▸ Work to complete
Repeat the entries exactly, keeping every line as it is.
○ ○ ○ ○ ○ ○ ○
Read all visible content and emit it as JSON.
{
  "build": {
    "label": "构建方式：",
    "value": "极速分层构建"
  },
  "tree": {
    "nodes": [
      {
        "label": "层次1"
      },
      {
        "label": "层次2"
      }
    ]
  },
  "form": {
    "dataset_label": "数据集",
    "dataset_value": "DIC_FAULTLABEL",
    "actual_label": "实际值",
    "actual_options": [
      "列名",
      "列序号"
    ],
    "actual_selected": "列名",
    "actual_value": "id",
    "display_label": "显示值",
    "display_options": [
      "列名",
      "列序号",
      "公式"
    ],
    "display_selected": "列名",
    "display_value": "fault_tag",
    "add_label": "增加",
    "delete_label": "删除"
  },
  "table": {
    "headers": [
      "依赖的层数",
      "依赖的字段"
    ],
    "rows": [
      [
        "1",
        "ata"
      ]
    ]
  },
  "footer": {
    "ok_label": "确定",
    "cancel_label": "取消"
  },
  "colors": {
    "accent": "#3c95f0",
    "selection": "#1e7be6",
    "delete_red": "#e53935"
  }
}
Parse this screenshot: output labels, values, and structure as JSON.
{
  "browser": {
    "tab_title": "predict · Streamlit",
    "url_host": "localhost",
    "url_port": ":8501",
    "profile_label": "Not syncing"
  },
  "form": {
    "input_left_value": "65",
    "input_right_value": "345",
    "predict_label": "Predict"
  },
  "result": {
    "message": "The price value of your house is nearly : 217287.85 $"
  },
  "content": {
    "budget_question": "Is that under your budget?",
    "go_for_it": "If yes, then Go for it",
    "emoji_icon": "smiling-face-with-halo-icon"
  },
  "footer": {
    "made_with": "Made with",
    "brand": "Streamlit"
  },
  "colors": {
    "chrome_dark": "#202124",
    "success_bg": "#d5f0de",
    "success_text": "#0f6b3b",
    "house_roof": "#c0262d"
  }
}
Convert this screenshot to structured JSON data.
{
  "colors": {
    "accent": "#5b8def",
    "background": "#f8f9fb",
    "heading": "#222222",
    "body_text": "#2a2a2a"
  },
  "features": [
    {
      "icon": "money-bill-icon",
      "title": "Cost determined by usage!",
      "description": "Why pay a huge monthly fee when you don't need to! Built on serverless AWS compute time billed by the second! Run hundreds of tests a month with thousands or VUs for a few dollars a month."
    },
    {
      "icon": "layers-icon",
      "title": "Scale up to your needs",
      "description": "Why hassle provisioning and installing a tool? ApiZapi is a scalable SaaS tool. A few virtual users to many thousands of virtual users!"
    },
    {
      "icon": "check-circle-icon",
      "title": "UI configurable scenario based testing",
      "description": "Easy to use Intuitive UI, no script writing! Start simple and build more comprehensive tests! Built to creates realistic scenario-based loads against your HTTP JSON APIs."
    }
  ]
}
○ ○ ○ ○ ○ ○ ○
▸ Result of this exercise
Read all visible content and emit it as JSON.
{
  "build": {
    "label": "构建方式：",
    "value": "极速分层构建"
  },
  "tree": {
    "nodes": [
      {
        "label": "层次1"
      },
      {
        "label": "层次2"
      }
    ]
  },
  "form": {
    "dataset_label": "数据集",
    "dataset_value": "DIC_FAULTLABEL",
    "actual_label": "实际值",
    "actual_options": [
      "列名",
      "列序号"
    ],
    "actual_selected": "列名",
    "actual_value": "id",
    "display_label": "显示值",
    "display_options": [
      "列名",
      "列序号",
      "公式"
    ],
    "display_selected": "列名",
    "display_value": "fault_tag",
    "add_label": "增加",
    "delete_label": "删除"
  },
  "table": {
    "headers": [
      "依赖的层数",
      "依赖的字段"
    ],
    "rows": [
      [
        "1",
        "ata"
      ]
    ]
  },
  "footer": {
    "ok_label": "确定",
    "cancel_label": "取消"
  },
  "colors": {
    "accent": "#3c95f0",
    "selection": "#1e7be6",
    "delete_red": "#e53935"
  }
}
Parse this screenshot: output labels, values, and structure as JSON.
{
  "browser": {
    "tab_title": "predict · Streamlit",
    "url_host": "localhost",
    "url_port": ":8501",
    "profile_label": "Not syncing"
  },
  "form": {
    "input_left_value": "65",
    "input_right_value": "345",
    "predict_label": "Predict"
  },
  "result": {
    "message": "The price value of your house is nearly : 217287.85 $"
  },
  "content": {
    "budget_question": "Is that under your budget?",
    "go_for_it": "If yes, then Go for it",
    "emoji_icon": "smiling-face-with-halo-icon"
  },
  "footer": {
    "made_with": "Made with",
    "brand": "Streamlit"
  },
  "colors": {
    "chrome_dark": "#202124",
    "success_bg": "#d5f0de",
    "success_text": "#0f6b3b",
    "house_roof": "#c0262d"
  }
}
Convert this screenshot to structured JSON data.
{
  "colors": {
    "accent": "#5b8def",
    "background": "#f8f9fb",
    "heading": "#222222",
    "body_text": "#2a2a2a"
  },
  "features": [
    {
      "icon": "money-bill-icon",
      "title": "Cost determined by usage!",
      "description": "Why pay a huge monthly fee when you don't need to! Built on serverless AWS compute time billed by the second! Run hundreds of tests a month with thousands or VUs for a few dollars a month."
    },
    {
      "icon": "layers-icon",
      "title": "Scale up to your needs",
      "description": "Why hassle provisioning and installing a tool? ApiZapi is a scalable SaaS tool. A few virtual users to many thousands of virtual users!"
    },
    {
      "icon": "check-circle-icon",
      "title": "UI configurable scenario based testing",
      "description": "Easy to use Intuitive UI, no script writing! Start simple and build more comprehensive tests! Built to creates realistic scenario-based loads against your HTTP JSON APIs."
    }
  ]
}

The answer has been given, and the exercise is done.